Mr Gillies said that, traditionally, Olympics organisers were most difficult to deal with, but plans to cover next year’s Games in Rio de Janeiro were advancing seamlessly.
“We seem to have struck a balance (with the Olympics) that we can all live with,” he said.
Mr Gillies believes the challenge for the sporting bodies was to understand that the media had fragmented “so that video was now part of the play for print publishers where they never had to contemplate that sort of thing”.
“There are a whole set of new challenges that both sides are grappling with,” he added, but “we’ll provide coverage one way or another.”
Mr Gillies said AAP was “highly experienced” in dealing with accreditation – and negotiated 100 such accreditations each year.
“There was a Senate inquiry in to sports media accreditation in 2008,” he said.
“That came as a result of AAP being denied access to AFL venues for images for a couple of years. We got back in.”
These days the media companies and Australia’s sports administrators have a code they stick to which is working well. “Everyone seems to get it now,” said Mr Gillies.
However, there is no such agreement with some major international sports administrations.
Rugby, outside of Australia and New Zealand, is a no-man’s land in terms of restrictions on coverage – and a cloud remains over some cricket, depending on where it is played. In 2013, the BCCI – the Indian cricket board of control – denied access to photo agencies for a one-day series on the subcontinent and wanted to on-sell its own images to publishers.
News Corp Australia editorial director Campbell Reid described the actions of the BCCI at the time as a direct attack on impartial, independent coverage of a sporting event.
In protest, Australian newspapers and some UK publications carried no images or video from the series.
Entertainers also are negotiating just as hard as the international sporting bodies.
“The onerous conditions that are imposed (upon our staff) by the entertainers are just unrealistic,” Tony Gillies said. “Quite often we just walk away from it. You know you just can’t deal with it.”

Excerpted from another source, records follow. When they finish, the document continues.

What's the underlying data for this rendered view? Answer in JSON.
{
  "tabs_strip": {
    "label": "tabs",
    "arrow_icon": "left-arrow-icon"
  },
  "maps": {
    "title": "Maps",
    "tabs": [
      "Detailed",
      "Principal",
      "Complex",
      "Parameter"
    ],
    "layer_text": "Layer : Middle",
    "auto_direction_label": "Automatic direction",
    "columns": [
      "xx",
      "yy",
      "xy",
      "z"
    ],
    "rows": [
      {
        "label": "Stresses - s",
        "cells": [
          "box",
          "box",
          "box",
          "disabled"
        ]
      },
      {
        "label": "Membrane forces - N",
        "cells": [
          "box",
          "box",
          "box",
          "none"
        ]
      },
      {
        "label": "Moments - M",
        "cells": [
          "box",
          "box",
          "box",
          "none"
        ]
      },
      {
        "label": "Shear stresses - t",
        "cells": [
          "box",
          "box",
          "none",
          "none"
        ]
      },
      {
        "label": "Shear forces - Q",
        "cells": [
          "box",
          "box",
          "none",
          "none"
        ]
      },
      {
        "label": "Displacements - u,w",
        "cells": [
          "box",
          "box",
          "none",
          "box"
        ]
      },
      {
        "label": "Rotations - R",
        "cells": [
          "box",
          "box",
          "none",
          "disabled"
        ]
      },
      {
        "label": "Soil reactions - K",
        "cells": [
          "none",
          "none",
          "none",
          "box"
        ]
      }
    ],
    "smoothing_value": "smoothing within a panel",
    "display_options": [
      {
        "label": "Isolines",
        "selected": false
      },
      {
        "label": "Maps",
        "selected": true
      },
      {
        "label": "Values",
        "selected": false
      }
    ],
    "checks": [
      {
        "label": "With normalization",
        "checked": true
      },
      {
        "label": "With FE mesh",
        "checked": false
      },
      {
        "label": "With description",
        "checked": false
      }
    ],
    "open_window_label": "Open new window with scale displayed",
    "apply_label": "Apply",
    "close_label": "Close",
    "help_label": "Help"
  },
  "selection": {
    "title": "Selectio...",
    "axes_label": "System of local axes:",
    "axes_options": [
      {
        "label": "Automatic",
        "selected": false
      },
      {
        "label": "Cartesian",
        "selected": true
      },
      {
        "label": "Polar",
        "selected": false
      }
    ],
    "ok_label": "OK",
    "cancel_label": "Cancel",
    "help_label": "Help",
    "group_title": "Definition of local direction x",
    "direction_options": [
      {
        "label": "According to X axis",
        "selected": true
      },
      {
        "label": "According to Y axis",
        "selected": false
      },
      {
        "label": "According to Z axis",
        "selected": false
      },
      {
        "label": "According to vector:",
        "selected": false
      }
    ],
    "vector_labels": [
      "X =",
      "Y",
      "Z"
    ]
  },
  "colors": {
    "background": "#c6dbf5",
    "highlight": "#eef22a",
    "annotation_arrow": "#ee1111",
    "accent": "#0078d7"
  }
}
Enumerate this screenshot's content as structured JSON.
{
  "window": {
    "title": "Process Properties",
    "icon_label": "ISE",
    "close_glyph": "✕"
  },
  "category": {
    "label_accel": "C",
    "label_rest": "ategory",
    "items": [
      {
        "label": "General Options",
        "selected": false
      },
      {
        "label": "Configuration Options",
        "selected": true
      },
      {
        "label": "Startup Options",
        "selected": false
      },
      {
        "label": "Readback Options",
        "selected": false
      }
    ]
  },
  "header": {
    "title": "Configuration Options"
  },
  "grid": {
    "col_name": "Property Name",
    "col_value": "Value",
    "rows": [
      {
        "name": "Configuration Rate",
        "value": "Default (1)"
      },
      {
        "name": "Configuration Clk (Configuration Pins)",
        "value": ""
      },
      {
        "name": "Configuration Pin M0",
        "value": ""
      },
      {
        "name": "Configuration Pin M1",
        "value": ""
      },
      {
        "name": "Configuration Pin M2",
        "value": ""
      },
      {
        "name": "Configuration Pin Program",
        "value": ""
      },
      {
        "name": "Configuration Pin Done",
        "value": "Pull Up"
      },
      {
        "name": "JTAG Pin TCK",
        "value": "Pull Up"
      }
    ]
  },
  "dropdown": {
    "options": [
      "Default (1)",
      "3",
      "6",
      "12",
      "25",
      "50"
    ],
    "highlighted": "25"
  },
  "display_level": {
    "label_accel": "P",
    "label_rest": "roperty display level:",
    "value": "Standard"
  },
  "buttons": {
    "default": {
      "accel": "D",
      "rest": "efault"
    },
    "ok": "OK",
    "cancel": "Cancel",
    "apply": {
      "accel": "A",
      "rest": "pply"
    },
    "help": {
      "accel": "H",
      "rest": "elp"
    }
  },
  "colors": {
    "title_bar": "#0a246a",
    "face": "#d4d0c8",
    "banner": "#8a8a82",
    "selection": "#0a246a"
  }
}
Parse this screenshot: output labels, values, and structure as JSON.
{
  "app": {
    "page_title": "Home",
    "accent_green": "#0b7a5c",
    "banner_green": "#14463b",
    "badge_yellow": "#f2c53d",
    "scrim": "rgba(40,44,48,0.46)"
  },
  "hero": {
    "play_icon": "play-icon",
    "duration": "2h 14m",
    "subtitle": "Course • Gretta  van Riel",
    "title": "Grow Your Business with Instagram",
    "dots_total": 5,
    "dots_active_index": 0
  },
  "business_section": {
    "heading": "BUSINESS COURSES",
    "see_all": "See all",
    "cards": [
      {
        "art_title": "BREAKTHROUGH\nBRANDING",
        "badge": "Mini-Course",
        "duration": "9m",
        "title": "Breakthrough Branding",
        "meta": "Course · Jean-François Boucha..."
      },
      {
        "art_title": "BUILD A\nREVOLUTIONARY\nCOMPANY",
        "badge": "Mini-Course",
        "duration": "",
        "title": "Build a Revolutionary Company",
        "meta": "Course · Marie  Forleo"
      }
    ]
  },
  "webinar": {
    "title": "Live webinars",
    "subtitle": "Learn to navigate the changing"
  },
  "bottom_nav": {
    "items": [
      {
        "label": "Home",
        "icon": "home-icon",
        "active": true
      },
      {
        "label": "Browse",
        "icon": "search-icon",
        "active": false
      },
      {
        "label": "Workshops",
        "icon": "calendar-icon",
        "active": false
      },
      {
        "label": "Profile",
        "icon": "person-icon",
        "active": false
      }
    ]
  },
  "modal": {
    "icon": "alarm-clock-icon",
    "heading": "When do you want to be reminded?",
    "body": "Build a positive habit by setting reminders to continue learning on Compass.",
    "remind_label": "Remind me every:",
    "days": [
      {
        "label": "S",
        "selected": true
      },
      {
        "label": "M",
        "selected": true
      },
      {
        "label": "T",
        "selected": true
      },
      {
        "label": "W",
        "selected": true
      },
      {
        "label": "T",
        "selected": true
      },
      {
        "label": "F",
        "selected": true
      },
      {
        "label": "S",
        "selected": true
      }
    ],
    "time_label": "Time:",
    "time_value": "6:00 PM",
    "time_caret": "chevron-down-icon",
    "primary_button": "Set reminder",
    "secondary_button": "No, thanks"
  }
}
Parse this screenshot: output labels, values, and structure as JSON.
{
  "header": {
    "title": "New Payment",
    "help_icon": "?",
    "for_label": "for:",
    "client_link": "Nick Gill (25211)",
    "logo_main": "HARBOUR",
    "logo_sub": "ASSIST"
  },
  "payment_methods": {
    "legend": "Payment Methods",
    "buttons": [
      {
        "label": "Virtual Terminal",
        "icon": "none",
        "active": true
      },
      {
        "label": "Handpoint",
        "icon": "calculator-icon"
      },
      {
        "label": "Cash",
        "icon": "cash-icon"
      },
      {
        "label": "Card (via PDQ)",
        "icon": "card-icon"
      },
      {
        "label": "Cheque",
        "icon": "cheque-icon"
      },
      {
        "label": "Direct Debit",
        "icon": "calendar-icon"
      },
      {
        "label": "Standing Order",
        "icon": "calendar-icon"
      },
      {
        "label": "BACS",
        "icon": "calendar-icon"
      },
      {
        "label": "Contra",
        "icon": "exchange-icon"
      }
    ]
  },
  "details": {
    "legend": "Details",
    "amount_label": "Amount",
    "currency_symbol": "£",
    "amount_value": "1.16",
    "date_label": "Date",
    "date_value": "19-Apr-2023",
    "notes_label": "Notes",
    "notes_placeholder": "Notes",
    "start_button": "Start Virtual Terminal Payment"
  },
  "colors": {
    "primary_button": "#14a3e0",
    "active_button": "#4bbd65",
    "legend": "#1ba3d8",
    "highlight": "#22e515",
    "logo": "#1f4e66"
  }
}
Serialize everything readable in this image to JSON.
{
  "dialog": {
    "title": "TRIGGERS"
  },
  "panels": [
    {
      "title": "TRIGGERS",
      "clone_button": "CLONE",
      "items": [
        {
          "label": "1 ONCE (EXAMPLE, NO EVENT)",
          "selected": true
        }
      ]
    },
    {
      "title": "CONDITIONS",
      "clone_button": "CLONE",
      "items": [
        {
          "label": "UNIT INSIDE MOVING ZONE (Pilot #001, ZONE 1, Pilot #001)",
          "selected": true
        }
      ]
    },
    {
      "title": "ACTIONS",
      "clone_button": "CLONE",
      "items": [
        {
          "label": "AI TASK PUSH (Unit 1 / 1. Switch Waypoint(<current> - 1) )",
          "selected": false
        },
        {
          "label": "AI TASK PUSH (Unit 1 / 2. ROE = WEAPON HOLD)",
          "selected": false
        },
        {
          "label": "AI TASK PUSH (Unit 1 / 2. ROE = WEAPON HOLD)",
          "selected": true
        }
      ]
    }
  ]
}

Some big names in music – U2, Madonna, and even 88-year-old Tony Bennett – are relaxed about photographers at their shows, but increasingly other acts, including Lady Gaga, Taylor Swift and the Foo Fighters, are asking photographers to sign over their copyright on images from their shows.
It has long been common for photographers to be allowed to take pictures only during a single song.
A spokeswoman for News Corp Australia said it had become the practice of concert promoters to send copies of the agreements they wanted News staff to sign “the day of, or a few hours before, the performance occurs”.
The terms and conditions could be “quite onerous” and difficult to negotiate in the tight time frame.
Paul Murphy, the chief of the Media, Entertainment & Arts Alliance, said the increasing restrictions, particularly on photographers, are deeply concerning.
“It is spreading like a virus . . . the rights of photographers and journalists are just being trampled on,” he said.
That the major publishers have been unable to negotiate a deal with the likes of the Rugby World Cup organisers “is a loss for all of us as readers and consumers of journalism”.
While the big publishers had some bargaining power, freelance operators were being frozen out. “The loss of ongoing copyright is a major blow to a freelancer’s income.”
“The contracts should respect the balance of the law, and the law is clear – freelancers own the copyright in their image.”
He said that sports organisers and concert promoters always have the option to purchase images if they wished to use them.
“We are all the losers. We potentially lose out on important coverage and it can be a significant issue in terms of press freedom and freedom of expression.”
The restrictions are “quite offensive”.